Opinions are my own views, not DreamHosts’.
I am NOT a DreamHost employee OK! :@

Act on my advice at your own risk!


Thanks very much for all your explanations, Norm. I really appreciate you taking the time to reply. Please call me Susan…

I have still not figured out how to get the uploaded files from my client’s customers where they should go. I have used Filezilla, but it does no more than any of my other connection methods (CuteFTP, Windows “network places”, IE, etc.).

When I maintain my client’s website, I login as the owner of their hosting account; let’s call this “owner”, which has “shell” access, to “/home/owner”. My FTP client shows me all the directories you describe, and I have no problem using the site files or creating new directories. Basic, expected stuff, as I’ve worked with for years. To write and test my PHP file upload application, I am sending the files to a directory I created within the website and called “uploads”.

When my client’s customers have files they want my client to print for them, they submit the files by FTP. (This is what I’m hoping to replace with my PHP app.) Several large clients have their own accounts, but the rest share a “guest” account. Each has FTP-only access, to “/home/guest”.

The people in my client’s shop can retrieve and process the files sent by their customers. They do not see my new test “uploads” directory, and I can’t figure out how to put the files my application uploads where the people in my client’s shop can get at them by their usual methods.

What I am used to seeing in file structures – when I sign on as the “owner” – is EVERY directory in use related to my hosting account. This is what I am NOT seeing, no matter what method I use to connect to DreamHost.

Is this a better explanation of my problem?

Yup, I’m still stumped!


Home directories belong to only one person (user). This is generally good since it provides a layer of security. There are a few hoops to jump through to allow others access to that directory. You will have to set up Groups to give share access to a directory:
You’d have to essentially create a “group” for each user, and then make yourself a part of that group so you have access to their SFTP (regular FTP restricts directory crawling) folder. You can even go so far as to create a third group to give everybody access to your specific SFTP folder.



So, after more than a month of nudging & experimenting & messaging, STEVEN at support helped me figure out a combination of things that will do what I need.
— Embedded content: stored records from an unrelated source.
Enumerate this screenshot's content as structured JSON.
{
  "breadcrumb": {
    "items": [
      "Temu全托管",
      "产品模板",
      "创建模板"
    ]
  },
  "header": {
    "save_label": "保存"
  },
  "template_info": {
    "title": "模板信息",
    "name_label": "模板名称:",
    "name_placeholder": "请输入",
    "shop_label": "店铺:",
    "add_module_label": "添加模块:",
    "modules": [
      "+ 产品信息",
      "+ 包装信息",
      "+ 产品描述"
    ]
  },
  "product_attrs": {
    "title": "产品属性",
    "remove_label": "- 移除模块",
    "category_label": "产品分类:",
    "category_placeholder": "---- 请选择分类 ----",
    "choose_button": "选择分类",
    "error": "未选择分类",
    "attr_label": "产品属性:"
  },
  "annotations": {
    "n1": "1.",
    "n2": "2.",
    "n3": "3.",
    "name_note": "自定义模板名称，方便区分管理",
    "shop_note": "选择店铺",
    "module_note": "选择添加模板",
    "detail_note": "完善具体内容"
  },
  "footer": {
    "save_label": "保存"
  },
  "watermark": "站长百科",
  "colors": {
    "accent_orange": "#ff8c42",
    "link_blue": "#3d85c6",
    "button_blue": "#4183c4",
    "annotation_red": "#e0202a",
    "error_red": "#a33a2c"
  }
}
In the hope that this may be of use to others, here is what worked:

  1. I created a new FTP user “cusfiles” which my client’s staff will use to retrieve files uploaded by customers.
  2. I created a new GROUP called “cusfiles” and made the user “cusfiles” and the main user ID for the hosting account both members of this group.
  3. Using the CHGRP command (see the WIKI: http://wiki.dreamhost.com/Unix_Groups ) I set permissions for the directory called “cusfiles” so both members of the group can make changes to it.
  4. FTPing as user “cusfiles”, I created a subdirectory called “uploads”, just so it would be clearer for the staff members, and to segregate any files uploaded from any other stuff that might end up in the “cusfiles” directory. (The staff can FTP directly to “uploads” instead of seeing it & “logs” & “Maildir” in their directory.)
  5. Don’t know if I needed to or not, but I changed the properties (CHMOD) on “uploads” so groups and public can write to it.
  6. I changed my PHP application to move the uploaded files to “/home/cusfiles/uploads”.

What this all accomplishes for my client:
– Site visitors can use the PHP apps I wrote to create an account for using protected pages of the site.
– When a visitor signs in on the site, one task they can do is upload files.
– My client’s staff can use one FTP account to retrieve uploaded files (without having to share the main DH account, which would be dangerous).

And it works because:
– The main user account is, in effect, any “user” of the web site applications.
– The main user account has permission to make changes to the files/directories owned by user “cusfiles” (because it is part of the permission group).
– The user “cusfiles” (my client’s staff) can get at the files put into the directory it owns.

Thank you to everyone who responded to my messages; you each had a piece of the answer, and Steven helped me figure out how to put the pieces together properly!